Preferably in two- or three-arm randomized clinical trials, a few (2,3) correlated multiple primary endpoints are considered. In addition to the closed testing principle based on different global tests, two max(maxT) tests are compared with respect to any-pairs, all-pairs and individual power in a simulation study.
This paper focuses on the expected difference in borrower's repayment when there is a change in the lender's credit decisions. Classical estimators overlook the confounding effects and hence the estimation error can be magnificent. As such, we propose another approach to construct the estimators such that the error can be greatly reduced. The proposed estimators are shown to be unbiased, consistent, and robust through a combination of theoretical analysis and numerical testing. Moreover, we compare the power of estimating the causal quantities between the classical estimators and the proposed estimators. The comparison is tested across a wide range of models, including linear regression models, tree-based models, and neural network-based models, under different simulated datasets that exhibit different levels of causality, different degrees of nonlinearity, and different distributional properties. Most importantly, we apply our approaches to a large observational dataset provided by a global technology firm that operates in both the e-commerce and the lending business. We find that the relative reduction of estimation error is strikingly substantial if the causal effects are accounted for correctly.

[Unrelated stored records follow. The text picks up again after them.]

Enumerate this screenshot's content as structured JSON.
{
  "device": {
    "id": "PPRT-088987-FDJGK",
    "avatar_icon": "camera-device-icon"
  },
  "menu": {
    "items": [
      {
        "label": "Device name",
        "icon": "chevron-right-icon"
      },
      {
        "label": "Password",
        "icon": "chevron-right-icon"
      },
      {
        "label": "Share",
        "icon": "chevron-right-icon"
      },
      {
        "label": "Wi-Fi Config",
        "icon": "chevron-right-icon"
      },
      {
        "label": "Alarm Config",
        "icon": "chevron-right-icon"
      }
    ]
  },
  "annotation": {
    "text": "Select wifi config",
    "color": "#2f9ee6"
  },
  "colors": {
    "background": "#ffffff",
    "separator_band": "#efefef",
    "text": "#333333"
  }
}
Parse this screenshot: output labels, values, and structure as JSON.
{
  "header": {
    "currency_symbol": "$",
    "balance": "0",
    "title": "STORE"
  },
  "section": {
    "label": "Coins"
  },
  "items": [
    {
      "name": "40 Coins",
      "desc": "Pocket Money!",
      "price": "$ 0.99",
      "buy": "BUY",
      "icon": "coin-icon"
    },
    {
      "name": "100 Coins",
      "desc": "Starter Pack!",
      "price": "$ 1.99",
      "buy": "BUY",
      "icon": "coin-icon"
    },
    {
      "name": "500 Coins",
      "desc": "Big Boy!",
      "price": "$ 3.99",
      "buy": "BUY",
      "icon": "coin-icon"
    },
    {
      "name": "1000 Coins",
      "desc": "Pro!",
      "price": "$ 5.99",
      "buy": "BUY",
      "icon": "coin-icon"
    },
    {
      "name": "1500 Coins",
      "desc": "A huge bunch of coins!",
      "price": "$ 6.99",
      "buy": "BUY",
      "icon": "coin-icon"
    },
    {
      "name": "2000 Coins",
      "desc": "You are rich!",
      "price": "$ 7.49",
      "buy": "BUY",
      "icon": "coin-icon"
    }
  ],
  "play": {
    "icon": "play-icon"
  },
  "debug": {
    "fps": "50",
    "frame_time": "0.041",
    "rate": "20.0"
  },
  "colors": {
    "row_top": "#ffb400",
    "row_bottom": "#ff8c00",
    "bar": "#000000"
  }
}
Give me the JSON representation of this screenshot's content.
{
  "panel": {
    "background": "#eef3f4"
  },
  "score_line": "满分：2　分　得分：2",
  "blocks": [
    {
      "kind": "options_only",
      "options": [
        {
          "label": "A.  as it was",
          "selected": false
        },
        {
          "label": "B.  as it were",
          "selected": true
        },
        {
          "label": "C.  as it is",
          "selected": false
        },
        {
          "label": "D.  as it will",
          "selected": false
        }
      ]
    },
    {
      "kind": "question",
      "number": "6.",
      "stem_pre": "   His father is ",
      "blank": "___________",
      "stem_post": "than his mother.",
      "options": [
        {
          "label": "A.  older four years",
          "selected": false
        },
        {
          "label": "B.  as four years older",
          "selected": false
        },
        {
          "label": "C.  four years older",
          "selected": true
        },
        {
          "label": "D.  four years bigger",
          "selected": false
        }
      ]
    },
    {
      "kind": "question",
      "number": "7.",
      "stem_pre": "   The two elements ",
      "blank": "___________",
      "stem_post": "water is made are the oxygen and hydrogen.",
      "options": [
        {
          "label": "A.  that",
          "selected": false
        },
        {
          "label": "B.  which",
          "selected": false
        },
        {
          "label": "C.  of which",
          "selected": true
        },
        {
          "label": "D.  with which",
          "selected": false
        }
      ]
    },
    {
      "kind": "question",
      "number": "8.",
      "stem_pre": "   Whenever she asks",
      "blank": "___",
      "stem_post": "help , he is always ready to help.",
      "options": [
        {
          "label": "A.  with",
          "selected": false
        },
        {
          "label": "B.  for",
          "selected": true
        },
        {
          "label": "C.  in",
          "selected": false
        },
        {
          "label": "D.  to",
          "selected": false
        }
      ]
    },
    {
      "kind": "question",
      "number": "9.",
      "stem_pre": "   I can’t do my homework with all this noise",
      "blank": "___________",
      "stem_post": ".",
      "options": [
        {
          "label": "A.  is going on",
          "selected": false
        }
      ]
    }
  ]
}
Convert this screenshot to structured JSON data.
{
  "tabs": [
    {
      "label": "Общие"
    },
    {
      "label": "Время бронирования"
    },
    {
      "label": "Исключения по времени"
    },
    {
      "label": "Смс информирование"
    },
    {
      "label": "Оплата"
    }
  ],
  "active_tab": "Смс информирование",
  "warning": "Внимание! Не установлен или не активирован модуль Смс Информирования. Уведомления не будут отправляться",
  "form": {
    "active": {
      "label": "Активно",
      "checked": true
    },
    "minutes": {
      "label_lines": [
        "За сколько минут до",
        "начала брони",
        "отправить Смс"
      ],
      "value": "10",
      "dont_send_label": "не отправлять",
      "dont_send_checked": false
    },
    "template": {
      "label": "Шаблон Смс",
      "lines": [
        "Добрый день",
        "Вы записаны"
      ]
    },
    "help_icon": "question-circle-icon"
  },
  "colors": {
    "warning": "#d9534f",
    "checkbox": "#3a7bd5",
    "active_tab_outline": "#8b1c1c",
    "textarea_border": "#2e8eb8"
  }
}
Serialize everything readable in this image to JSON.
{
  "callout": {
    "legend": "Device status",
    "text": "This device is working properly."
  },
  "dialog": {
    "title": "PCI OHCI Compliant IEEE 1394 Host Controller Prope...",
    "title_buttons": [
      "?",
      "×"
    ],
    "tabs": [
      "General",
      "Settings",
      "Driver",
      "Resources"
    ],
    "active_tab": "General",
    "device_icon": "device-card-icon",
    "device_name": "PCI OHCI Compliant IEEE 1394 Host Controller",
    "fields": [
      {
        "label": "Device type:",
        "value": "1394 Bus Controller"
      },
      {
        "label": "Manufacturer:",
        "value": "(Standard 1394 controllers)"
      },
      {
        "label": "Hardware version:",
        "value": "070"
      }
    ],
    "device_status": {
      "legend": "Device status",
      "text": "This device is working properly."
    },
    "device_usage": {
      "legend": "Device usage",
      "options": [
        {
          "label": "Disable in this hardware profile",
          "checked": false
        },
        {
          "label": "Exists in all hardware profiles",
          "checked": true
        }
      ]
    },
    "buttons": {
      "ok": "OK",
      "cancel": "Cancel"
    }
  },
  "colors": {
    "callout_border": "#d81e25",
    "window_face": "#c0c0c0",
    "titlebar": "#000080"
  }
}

We develop an approach to risk minimization and stochastic optimization that provides a convex surrogate for variance, allowing near-optimal and computationally efficient trading between approximation and estimation error. Our approach builds off of techniques for distributionally robust optimization and Owen's empirical likelihood, and we provide a number of finite-sample and asymptotic results characterizing the theoretical performance of the estimator. In particular, we show that our procedure comes with certificates of optimality, achieving (in some scenarios) faster rates of convergence than empirical risk minimization by virtue of automatically balancing bias and variance. We give corroborating empirical evidence showing that in practice, the estimator indeed trades between variance and absolute performance on a training sample, improving out-of-sample (test) performance over standard empirical risk minimization for a number of classification problems.